The Missouri Judicial Performance Evaluation Committees recommends voters should retain all 50 judges who will be up for retention in the Nov. 4 General Election.
“The Judicial Performance Evaluation Committees conducted extensive evaluations providing objective information about the performance of judges up for retention,” said Dale Doerhoff, statewide coordinator. “We urge Missouri voters to use this information to make sure we have good judges who are fair, impartial and skilled.”
The committees, composed of an equal number of lawyers and non-lawyers, evaluated the judges including two Missouri Supreme Court judges, six court of appeals judges, 21 circuit court trial judges and 21 associate circuit court trial judges from circuits across the state. Doerhoff noted three judges were recommended to be retained on appeal.
The performance evaluations of each judge are available online at www.YourMissouriJudges.org. Brochures with the recommendations will be available at libraries, courthouses and senior centers across the state. Missouri voters may also request the brochure be mailed to them for free by calling 800-829-4128.
“The Missouri Bar has the important job of getting these recommendations and information to the voters of Missouri,” said Reuben Shelton, president of the state bar. “In addition to the recommendations, visitors to the website will see the very same information the committees used in forming their recommendations, including evaluations, lawyer surveys, juror surveys of trial judges, court staff surveys and written opinions from the judges.”
Missouri’s judges were evaluated by one of seven different committees.
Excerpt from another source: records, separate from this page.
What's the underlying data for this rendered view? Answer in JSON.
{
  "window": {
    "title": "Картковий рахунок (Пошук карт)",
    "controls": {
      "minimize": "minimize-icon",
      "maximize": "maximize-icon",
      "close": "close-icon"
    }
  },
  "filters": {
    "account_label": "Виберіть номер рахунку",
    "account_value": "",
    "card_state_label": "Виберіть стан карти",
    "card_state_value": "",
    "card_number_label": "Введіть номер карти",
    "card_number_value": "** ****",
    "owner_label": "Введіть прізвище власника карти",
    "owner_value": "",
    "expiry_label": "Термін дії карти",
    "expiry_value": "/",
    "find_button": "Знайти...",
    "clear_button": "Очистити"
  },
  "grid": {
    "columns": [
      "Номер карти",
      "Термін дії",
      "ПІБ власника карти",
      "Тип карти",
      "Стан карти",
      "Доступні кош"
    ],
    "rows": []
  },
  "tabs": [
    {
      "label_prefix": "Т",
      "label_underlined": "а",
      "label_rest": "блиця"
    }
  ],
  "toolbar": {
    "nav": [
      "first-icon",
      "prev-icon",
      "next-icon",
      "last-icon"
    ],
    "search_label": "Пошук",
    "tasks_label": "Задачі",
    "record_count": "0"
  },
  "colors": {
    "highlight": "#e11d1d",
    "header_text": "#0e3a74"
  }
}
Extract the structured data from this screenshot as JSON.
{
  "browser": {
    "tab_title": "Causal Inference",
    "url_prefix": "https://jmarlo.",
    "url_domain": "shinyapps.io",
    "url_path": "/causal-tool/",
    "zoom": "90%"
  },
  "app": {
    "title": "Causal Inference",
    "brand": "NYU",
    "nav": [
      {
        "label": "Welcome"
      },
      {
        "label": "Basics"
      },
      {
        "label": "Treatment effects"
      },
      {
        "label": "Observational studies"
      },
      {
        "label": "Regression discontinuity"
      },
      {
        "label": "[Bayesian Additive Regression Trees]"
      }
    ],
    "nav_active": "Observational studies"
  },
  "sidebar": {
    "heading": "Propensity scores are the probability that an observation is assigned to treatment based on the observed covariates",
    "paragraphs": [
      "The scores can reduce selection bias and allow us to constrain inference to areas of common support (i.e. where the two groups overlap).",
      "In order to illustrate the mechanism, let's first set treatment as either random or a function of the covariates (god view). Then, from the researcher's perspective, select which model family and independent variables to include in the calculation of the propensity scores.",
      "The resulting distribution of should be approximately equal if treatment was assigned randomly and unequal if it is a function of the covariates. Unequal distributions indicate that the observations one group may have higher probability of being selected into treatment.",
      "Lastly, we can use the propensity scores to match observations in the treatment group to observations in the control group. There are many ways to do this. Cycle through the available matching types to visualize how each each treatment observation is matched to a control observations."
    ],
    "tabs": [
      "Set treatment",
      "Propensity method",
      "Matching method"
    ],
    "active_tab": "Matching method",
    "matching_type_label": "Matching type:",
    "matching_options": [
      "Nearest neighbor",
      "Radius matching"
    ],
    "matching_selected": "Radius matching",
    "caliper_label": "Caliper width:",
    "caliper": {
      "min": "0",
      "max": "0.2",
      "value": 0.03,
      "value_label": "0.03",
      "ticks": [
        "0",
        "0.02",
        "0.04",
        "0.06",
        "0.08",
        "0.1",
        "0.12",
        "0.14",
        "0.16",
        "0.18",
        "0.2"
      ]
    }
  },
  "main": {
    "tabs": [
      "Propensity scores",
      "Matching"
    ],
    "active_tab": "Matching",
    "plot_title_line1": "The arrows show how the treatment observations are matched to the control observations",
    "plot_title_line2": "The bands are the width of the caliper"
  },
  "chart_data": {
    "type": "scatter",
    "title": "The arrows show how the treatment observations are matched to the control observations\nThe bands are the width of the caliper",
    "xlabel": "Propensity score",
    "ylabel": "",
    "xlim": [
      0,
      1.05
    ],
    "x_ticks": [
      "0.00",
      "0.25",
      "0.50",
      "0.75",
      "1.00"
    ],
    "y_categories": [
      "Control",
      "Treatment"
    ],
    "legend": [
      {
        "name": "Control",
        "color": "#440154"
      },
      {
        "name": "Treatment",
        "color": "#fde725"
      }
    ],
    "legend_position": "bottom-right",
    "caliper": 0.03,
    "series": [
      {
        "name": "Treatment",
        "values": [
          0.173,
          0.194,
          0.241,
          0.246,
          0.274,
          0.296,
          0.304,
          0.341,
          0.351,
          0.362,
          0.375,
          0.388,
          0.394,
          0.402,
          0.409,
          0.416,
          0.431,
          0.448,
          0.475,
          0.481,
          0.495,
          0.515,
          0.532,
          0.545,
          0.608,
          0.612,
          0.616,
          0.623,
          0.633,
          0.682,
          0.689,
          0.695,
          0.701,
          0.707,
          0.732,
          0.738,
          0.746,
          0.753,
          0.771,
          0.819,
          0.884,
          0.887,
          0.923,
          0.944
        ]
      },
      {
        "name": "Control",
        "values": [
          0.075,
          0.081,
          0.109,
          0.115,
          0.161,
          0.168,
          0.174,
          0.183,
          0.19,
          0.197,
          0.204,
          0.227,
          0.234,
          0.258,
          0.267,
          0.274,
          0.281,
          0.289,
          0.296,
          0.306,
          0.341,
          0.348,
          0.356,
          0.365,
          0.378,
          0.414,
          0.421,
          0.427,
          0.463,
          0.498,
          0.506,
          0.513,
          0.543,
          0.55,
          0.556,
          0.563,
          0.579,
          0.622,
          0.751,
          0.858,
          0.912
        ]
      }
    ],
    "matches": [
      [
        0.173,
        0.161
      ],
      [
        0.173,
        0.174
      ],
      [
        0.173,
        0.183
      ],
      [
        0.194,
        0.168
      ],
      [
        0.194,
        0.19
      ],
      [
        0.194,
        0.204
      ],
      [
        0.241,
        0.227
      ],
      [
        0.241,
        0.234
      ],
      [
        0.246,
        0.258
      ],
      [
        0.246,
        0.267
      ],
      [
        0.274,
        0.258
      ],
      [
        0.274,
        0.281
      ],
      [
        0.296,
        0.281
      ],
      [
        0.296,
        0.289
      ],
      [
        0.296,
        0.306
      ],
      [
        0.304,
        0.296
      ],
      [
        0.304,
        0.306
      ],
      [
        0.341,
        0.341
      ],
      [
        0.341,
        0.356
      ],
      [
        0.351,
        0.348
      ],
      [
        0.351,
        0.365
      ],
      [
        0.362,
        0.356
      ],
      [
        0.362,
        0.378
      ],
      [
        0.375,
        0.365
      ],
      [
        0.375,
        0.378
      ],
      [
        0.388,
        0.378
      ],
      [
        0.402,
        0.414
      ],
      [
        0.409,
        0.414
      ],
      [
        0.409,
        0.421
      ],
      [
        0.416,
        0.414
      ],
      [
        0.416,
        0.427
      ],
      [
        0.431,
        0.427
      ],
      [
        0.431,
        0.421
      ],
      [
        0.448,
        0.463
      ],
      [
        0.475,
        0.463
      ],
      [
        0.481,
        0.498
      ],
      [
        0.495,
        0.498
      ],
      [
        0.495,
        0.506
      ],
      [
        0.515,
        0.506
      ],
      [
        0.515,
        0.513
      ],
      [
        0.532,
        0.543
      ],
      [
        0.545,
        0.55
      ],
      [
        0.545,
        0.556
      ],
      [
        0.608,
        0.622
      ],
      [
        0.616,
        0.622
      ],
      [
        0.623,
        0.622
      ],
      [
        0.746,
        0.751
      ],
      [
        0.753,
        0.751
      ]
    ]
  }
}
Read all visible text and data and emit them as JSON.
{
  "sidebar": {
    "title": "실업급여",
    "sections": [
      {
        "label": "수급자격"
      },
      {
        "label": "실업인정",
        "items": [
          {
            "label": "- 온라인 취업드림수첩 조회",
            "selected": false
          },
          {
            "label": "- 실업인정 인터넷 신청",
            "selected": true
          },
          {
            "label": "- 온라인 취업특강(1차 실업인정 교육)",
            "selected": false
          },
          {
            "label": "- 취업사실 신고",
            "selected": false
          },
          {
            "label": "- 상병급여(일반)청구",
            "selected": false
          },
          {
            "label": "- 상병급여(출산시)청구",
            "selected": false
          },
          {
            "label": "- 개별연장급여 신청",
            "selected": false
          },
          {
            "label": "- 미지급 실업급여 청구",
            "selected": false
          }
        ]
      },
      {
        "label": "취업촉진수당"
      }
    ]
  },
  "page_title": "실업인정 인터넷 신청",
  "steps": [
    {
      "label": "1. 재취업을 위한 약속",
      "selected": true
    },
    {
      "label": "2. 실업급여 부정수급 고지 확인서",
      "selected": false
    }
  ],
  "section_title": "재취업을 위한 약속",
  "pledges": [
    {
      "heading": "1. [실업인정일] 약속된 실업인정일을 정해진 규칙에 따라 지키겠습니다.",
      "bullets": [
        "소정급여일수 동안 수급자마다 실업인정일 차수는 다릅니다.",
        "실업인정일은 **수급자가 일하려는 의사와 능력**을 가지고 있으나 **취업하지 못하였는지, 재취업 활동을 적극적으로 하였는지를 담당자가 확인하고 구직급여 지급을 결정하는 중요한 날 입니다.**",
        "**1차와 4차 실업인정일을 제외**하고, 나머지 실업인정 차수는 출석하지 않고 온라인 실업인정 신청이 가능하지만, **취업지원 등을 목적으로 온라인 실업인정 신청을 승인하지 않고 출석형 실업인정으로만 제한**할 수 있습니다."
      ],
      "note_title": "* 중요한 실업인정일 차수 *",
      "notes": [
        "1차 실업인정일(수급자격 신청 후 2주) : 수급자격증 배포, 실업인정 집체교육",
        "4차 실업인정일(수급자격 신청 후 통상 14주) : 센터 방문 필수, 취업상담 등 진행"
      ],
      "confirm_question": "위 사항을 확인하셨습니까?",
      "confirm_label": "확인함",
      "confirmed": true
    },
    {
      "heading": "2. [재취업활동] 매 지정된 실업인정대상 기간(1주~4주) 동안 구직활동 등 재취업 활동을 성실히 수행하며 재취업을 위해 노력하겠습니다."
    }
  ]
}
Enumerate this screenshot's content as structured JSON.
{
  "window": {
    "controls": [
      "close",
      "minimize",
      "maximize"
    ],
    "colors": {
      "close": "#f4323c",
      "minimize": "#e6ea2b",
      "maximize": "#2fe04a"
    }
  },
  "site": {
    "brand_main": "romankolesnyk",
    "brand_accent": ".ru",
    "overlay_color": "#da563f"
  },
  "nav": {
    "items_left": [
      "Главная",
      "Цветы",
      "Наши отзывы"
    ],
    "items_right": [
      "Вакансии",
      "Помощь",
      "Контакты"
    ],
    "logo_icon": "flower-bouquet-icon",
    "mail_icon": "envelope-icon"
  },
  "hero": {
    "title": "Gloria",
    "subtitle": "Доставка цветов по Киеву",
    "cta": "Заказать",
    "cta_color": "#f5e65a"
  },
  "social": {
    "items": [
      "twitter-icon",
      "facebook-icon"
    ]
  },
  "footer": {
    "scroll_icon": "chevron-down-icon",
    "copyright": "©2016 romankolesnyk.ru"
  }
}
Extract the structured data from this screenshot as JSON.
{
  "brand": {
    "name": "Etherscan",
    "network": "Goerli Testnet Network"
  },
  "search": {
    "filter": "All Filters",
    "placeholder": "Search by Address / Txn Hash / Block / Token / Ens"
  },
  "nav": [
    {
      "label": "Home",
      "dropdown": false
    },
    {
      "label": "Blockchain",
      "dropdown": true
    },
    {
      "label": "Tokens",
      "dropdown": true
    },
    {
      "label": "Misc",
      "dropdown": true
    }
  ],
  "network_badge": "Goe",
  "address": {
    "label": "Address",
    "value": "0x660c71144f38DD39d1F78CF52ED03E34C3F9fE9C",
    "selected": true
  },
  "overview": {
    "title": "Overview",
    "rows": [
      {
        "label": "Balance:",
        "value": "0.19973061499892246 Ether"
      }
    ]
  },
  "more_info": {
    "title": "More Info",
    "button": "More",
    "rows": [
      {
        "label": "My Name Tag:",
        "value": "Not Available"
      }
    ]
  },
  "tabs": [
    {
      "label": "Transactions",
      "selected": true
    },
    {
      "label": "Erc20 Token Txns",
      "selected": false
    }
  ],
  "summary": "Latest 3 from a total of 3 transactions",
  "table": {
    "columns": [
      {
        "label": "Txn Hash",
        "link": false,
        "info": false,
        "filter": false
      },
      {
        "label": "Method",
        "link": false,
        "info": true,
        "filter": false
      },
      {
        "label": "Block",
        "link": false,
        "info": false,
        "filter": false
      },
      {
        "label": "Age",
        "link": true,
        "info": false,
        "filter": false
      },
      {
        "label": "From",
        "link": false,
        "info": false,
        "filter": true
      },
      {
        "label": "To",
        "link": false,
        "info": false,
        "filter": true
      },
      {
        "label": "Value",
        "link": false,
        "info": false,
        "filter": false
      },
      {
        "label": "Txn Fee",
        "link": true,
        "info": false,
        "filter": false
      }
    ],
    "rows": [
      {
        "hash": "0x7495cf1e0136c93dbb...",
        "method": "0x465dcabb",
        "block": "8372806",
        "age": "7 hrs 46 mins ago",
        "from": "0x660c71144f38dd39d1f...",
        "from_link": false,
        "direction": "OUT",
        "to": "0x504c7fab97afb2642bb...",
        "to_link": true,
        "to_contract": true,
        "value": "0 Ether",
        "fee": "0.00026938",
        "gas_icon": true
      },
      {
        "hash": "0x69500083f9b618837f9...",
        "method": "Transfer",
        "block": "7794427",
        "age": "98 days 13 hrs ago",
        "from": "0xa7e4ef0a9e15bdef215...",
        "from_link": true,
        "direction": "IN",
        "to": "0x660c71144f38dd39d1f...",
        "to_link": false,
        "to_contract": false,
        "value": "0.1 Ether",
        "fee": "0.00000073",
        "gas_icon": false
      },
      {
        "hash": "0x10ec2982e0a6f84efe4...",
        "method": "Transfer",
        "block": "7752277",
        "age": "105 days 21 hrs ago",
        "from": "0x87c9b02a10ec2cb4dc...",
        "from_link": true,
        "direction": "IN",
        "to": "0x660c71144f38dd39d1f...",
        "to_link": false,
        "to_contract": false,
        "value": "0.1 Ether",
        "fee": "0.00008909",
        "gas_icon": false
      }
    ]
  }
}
All committee members were appointed by the Board of Governors of The Missouri Bar, which ensured that committee membership was reflective of the diversity of the area.
The committees consider a variety of information about each judge, including lawyers’ ratings of judges, jurors’ ratings of some trial judges and written opinions from judges.
Jurors were asked a series of 10 questions about the judge’s courtroom conduct. For instance: Did the judge clearly explain the legal issues of the case? Did the judge appear to be free from bias or prejudice? Did the judge appear to be well-prepared for the case?
The lawyers’ evaluations focused on key traits that judges need to render justice effectively and fairly. Circuit and associate circuit judges were rated in 19 areas, including a wide range of observable skills and traits, such as treating people fairly, competency in the law and writing clear opinions.